And the tone of political life had become even more toxic than before the election. During President Obama’s first State of the Union address, a congressman from South Carolina shouted: “You lie!” and became a Republican hero, even as the leaders of that party dedicated themselves to obstructing President Obama’s legislative initiatives and judicial appointments, effectively disabling the government in order, as the senate majority leader shamelessly admitted, to make Obama a one-term president. The birthers continued to question his legitimacy, and, further, to imply that he was a secret Muslim and supporter of Isis. He was Hitler. He was Lenin.

None of this of this was Obama’s fault. Indeed, he reacted to the unrelenting stream of slander and congressional malfeasance with unflappable calm and an air of faintly amused detachment. And for that I did blame him. The coolness I had admired during his campaign became an irritant. In fact, it drove me sort of crazy. Why didn’t he fight back? Show some rage at what was truly outrageous, the obstruction, the name-calling, the attacks on Michelle Obama for encouraging schools to serve healthy food, even for occasionally wearing dresses that showed her arms? Call these liars and bullies out, damn it! Politics is mud wrestling, did he not understand that? And if he really didn’t feel anger, then why not take some acting lessons, and fake it?

Well, I was wrong. As Barack Obama prepares to leave office, I think about what he managed to do in the face of implacable resistance. No, he didn’t close Guantánamo; the Republican congress wouldn’t let him, nor would they let him bring sanity to our gun laws, or to our immigration policies. But as most economists agree, his financial initiatives, narrowly approved, did save us from a profound recession, possibly even a depression. His successful auto industry bailout, fiercely contested at the time, saved countless jobs at virtually no expense to the taxpayer. If Obama couldn’t entirely extricate us from the wars he inherited, he has refrained from entangling us in new wars, despite being constantly urged to do so by congressmen and senators who otherwise refuse to spend tax dollars – on, say, education, or roads, or environmental safeguards.

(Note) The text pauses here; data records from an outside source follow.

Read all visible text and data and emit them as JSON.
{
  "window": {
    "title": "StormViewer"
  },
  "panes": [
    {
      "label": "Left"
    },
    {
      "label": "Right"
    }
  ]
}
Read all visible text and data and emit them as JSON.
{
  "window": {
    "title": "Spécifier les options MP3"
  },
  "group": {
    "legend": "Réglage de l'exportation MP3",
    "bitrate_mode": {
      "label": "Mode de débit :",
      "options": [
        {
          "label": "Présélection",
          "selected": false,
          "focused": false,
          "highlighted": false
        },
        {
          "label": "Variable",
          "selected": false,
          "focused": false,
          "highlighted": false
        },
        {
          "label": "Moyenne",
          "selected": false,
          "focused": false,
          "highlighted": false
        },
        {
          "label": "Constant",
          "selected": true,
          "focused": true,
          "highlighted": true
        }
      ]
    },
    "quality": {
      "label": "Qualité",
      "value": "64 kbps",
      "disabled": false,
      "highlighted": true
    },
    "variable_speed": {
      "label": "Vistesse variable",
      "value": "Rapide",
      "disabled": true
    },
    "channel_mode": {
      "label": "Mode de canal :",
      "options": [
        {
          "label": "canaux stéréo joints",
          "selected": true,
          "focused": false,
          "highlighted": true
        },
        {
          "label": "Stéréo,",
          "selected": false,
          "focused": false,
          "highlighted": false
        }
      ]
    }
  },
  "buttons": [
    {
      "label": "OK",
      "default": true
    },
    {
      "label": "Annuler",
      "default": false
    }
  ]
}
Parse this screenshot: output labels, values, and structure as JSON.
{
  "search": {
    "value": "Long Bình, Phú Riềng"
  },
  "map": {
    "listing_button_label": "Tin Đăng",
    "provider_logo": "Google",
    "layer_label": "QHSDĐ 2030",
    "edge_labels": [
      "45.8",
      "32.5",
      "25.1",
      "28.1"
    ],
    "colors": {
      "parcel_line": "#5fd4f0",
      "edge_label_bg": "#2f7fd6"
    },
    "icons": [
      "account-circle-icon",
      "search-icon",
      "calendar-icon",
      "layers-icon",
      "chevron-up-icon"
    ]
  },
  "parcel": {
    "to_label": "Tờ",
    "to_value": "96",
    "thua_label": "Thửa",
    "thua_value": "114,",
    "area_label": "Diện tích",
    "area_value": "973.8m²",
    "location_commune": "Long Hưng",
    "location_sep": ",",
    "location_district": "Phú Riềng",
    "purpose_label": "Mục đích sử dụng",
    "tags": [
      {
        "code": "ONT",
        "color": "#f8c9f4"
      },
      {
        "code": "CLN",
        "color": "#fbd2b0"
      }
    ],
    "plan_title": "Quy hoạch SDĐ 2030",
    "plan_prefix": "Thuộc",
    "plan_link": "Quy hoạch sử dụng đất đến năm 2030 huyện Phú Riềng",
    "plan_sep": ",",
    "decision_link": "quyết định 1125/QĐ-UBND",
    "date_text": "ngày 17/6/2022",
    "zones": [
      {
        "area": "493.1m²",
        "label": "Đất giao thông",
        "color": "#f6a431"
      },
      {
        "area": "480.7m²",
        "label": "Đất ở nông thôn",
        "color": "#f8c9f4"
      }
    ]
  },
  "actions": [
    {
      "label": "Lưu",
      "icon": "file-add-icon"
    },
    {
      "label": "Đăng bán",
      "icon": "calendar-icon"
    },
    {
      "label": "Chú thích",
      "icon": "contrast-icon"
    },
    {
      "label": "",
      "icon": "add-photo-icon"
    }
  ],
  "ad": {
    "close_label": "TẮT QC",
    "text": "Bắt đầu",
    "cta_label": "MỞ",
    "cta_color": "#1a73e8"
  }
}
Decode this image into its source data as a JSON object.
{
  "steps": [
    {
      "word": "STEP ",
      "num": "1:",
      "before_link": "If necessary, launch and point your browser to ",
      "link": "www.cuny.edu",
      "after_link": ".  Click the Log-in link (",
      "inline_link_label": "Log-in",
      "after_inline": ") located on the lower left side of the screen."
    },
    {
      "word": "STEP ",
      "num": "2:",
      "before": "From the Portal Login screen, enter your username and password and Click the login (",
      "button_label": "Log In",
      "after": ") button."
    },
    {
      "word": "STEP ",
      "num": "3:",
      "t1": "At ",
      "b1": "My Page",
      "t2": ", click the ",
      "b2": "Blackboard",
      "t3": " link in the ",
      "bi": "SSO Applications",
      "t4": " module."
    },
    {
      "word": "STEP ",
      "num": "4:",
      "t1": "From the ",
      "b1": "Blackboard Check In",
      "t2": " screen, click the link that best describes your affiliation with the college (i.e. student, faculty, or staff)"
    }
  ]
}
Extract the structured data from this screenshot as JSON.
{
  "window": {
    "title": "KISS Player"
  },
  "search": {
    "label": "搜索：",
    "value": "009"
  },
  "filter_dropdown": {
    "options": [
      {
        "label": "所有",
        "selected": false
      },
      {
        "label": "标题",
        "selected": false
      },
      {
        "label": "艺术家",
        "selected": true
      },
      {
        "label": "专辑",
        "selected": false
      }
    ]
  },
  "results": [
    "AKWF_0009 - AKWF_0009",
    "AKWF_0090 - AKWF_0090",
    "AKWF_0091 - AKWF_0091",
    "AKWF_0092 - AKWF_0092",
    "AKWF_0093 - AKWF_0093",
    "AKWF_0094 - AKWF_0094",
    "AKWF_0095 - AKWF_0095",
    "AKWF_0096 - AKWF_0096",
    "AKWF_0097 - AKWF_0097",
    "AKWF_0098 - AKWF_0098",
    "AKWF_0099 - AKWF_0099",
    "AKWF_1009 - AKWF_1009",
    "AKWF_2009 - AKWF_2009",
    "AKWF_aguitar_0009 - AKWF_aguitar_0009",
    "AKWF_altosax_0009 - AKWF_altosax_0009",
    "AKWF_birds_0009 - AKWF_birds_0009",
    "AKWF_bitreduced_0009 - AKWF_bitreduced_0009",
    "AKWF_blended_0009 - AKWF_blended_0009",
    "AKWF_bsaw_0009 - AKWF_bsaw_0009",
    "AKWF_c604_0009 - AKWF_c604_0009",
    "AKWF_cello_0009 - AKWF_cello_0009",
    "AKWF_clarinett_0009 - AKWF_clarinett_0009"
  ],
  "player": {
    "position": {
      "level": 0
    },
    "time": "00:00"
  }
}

Finally, 20 million Americans who did not have health insurance when Barack Obama took office have it now; and in spite of dire Republican predictions, and umpteen votes for repeal, it has actually lowered the healthcare cost inflation rate. No one in this country, however poor, or sick, need be without insurance. This achievement eluded Theodore Roosevelt and Bill Clinton, among others.

So why has Obama not been celebrated for what he’s done? Why did so many of us so often feel a sense of impatience, even disappointment? I believe it comes down to immaturity – in us, not him. At least part of the reason for our failure to recognise and praise what he’s accomplished has to do with his style – that coolness. He doesn’t brag, or gloat. He doesn’t call attention to himself, or proclaim his deeds in the thoroughfares, or ridicule those who oppose him. But we wanted him to. We wanted heat. We wanted anger, slashing rhetoric, mockery. We wanted him to call liars liars, idiots idiots. We wanted him to bully the bullies. We wanted him to wage war, and crow over his fallen enemies. And because we did not get the melodrama we demanded, we lost the plot.

But now we have a candidate who will give us all the sound and fury we could ask for, or imagine. Let’s see how we like it. Me, I’m already nostalgic for Obama.

by Tobias Wolff, Akhil Sharma, Attica Locke, Hari Kunzru, Jayne Anne Phillips, The Guardian | Read more:
Image: John Moore/Getty Images